■ Problem to solve ■
Gather up every line from the entries below that uses the word "subtitle".

[Records excerpted from a collection]
--------------------------------------------------

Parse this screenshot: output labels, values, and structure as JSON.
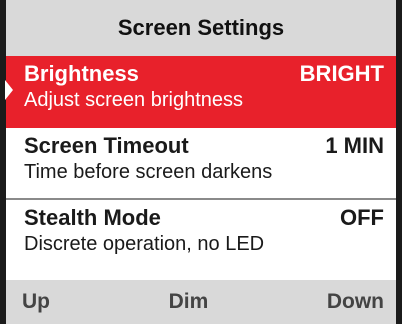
{
  "title": "Screen Settings",
  "menu": {
    "items": [
      {
        "label": "Brightness",
        "value": "BRIGHT",
        "description": "Adjust screen brightness",
        "selected": true
      },
      {
        "label": "Screen Timeout",
        "value": "1 MIN",
        "description": "Time before screen darkens",
        "selected": false
      },
      {
        "label": "Stealth Mode",
        "value": "OFF",
        "description": "Discrete operation, no LED",
        "selected": false
      }
    ]
  },
  "softkeys": {
    "left": "Up",
    "center": "Dim",
    "right": "Down"
  },
  "colors": {
    "selected_background": "#e8212b",
    "bar_background": "#d9d9d9"
  }
}
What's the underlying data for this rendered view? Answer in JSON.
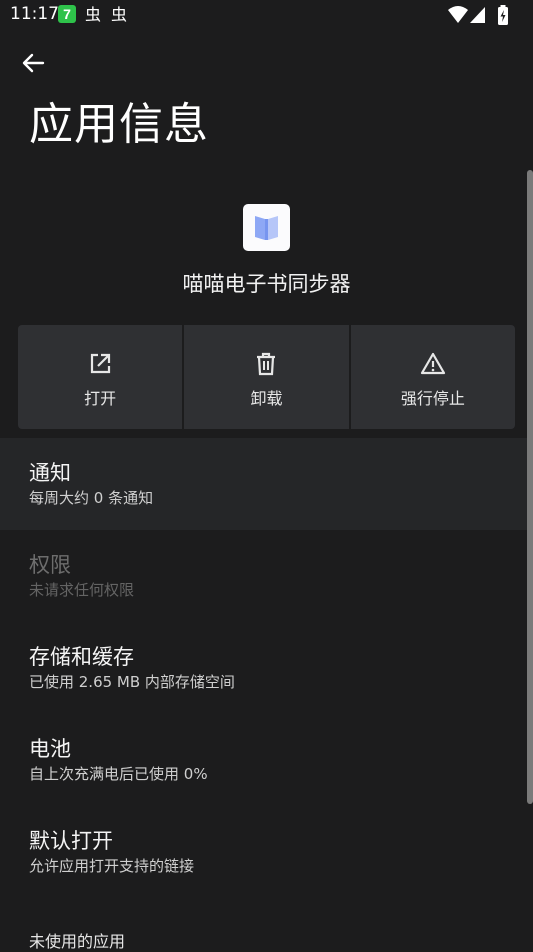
{
  "status_bar": {
    "time": "11:17",
    "notification_icons": [
      "app-notification-icon",
      "bug-icon",
      "bug-icon"
    ],
    "app_badge": "7",
    "bug_glyph": "虫",
    "right_icons": [
      "wifi-icon",
      "cell-signal-icon",
      "battery-charging-icon"
    ]
  },
  "header": {
    "back_icon": "arrow-back-icon",
    "title": "应用信息"
  },
  "app": {
    "name": "喵喵电子书同步器",
    "icon": "book-icon"
  },
  "actions": [
    {
      "label": "打开",
      "icon": "open-external-icon"
    },
    {
      "label": "卸载",
      "icon": "trash-icon"
    },
    {
      "label": "强行停止",
      "icon": "warning-icon"
    }
  ],
  "settings": [
    {
      "title": "通知",
      "subtitle": "每周大约 0 条通知"
    },
    {
      "title": "权限",
      "subtitle": "未请求任何权限"
    },
    {
      "title": "存储和缓存",
      "subtitle": "已使用 2.65 MB 内部存储空间"
    },
    {
      "title": "电池",
      "subtitle": "自上次充满电后已使用 0%"
    },
    {
      "title": "默认打开",
      "subtitle": "允许应用打开支持的链接"
    }
  ],
  "partial_section_title": "未使用的应用",
  "colors": {
    "background": "#1c1c1d",
    "action_button": "#2f3033",
    "highlight_row": "#252628",
    "app_badge": "#2ec24a",
    "book_icon": "#8ea8f5"
  }
}
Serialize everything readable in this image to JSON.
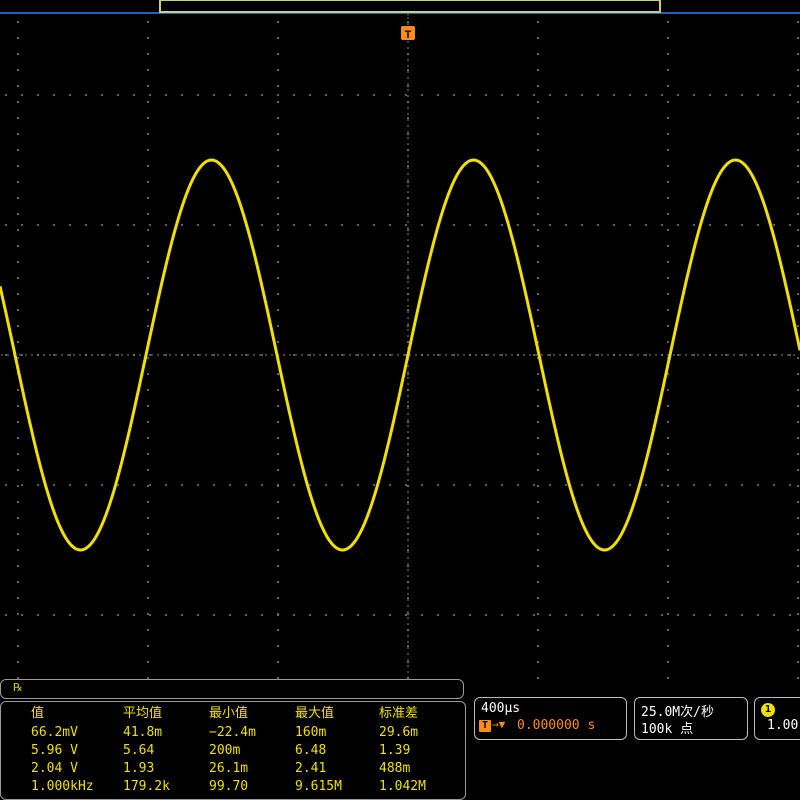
{
  "colors": {
    "trace": "#f0e000",
    "grid": "#5a5a5a",
    "trigger": "#ff8c1a",
    "record_bar": "#2060c0",
    "panel_border": "#9a9a9a"
  },
  "trigger_marker": {
    "label": "T"
  },
  "waveform": {
    "channel": "1",
    "frequency_text": "1.000kHz",
    "cycles_visible": 3.1
  },
  "measurement_badge": "℞",
  "measurements": {
    "headers": [
      "值",
      "平均值",
      "最小值",
      "最大值",
      "标准差"
    ],
    "rows": [
      [
        "66.2mV",
        "41.8m",
        "−22.4m",
        "160m",
        "29.6m"
      ],
      [
        "5.96 V",
        "5.64",
        "200m",
        "6.48",
        "1.39"
      ],
      [
        "2.04 V",
        "1.93",
        "26.1m",
        "2.41",
        "488m"
      ],
      [
        "1.000kHz",
        "179.2k",
        "99.70",
        "9.615M",
        "1.042M"
      ]
    ]
  },
  "horizontal": {
    "scale": "400µs",
    "position_icon": "T→▼",
    "position": "0.000000 s"
  },
  "acquisition": {
    "sample_rate": "25.0M次/秒",
    "record_length": "100k 点"
  },
  "channel_panel": {
    "badge": "1",
    "value": "1.00"
  }
}
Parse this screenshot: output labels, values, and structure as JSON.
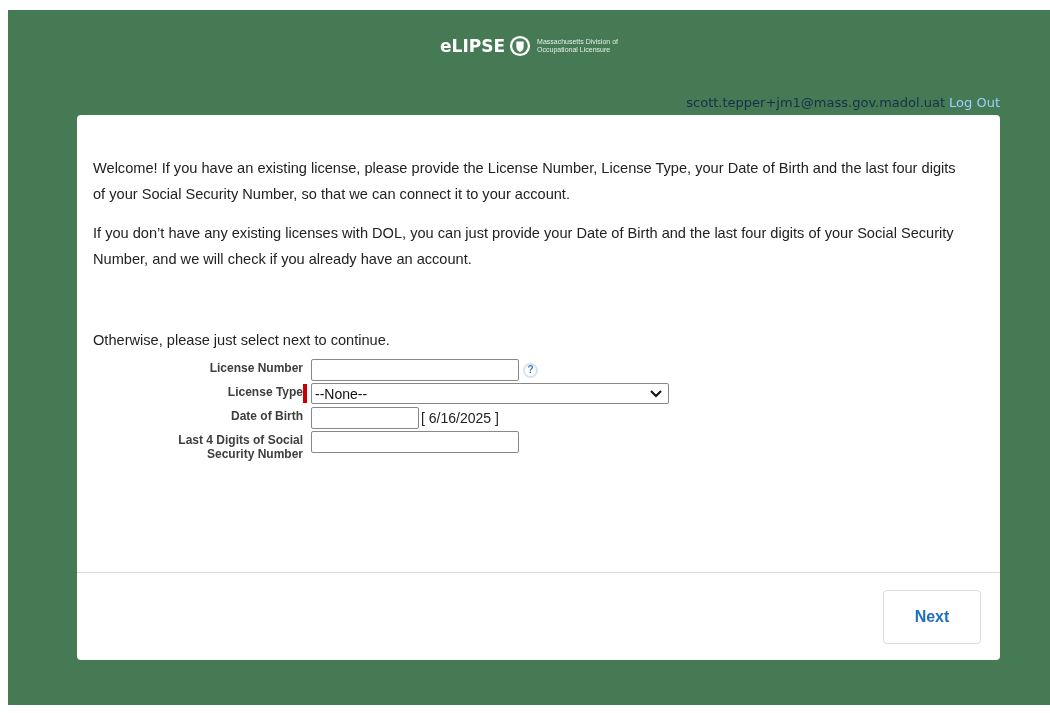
{
  "header": {
    "logo_text": "eLIPSE",
    "agency_lines": [
      "Massachusetts Division of",
      "Occupational Licensure"
    ]
  },
  "user": {
    "email": "scott.tepper+jm1@mass.gov.madol.uat",
    "logout": "Log Out"
  },
  "intro": [
    "Welcome! If you have an existing license, please provide the License Number, License Type, your Date of Birth and the last four digits of your Social Security Number, so that we can connect it to your account.",
    "If you don’t have any existing licenses with DOL, you can just provide your Date of Birth and the last four digits of your Social Security Number, and we will check if you already have an account.",
    "Otherwise, please just select next to continue."
  ],
  "fields": [
    {
      "label": "License Number",
      "kind": "text",
      "required": false,
      "help": "?"
    },
    {
      "label": "License Type",
      "kind": "select",
      "value": "--None--",
      "required": true
    },
    {
      "label": "Date of Birth",
      "kind": "date",
      "required": false,
      "hint": "[ 6/16/2025 ]"
    },
    {
      "label": "Last 4 Digits of Social Security Number",
      "kind": "text",
      "required": false
    }
  ],
  "next_button": "Next"
}
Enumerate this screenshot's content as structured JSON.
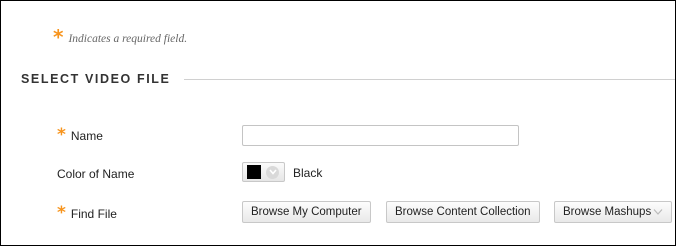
{
  "required_note": {
    "marker": "*",
    "text": "Indicates a required field."
  },
  "section": {
    "title": "SELECT VIDEO FILE"
  },
  "fields": {
    "name": {
      "marker": "*",
      "label": "Name",
      "value": ""
    },
    "color_of_name": {
      "label": "Color of Name",
      "swatch_color": "#000000",
      "value_label": "Black"
    },
    "find_file": {
      "marker": "*",
      "label": "Find File",
      "buttons": {
        "browse_computer": "Browse My Computer",
        "browse_collection": "Browse Content Collection",
        "browse_mashups": "Browse Mashups"
      }
    }
  },
  "icons": {
    "required": "asterisk",
    "picker": "chevron-down-icon",
    "mashups": "chevron-down-icon"
  },
  "colors": {
    "required_marker": "#f7941d",
    "section_rule": "#d0d0d0"
  }
}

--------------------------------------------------

■ Task solution ■
      "subtitle": "每周大约 0 条通知"
      "subtitle": "未请求任何权限"
      "subtitle": "已使用 2.65 MB 内部存储空间"
      "subtitle": "自上次充满电后已使用 0%"
      "subtitle": "允许应用打开支持的链接"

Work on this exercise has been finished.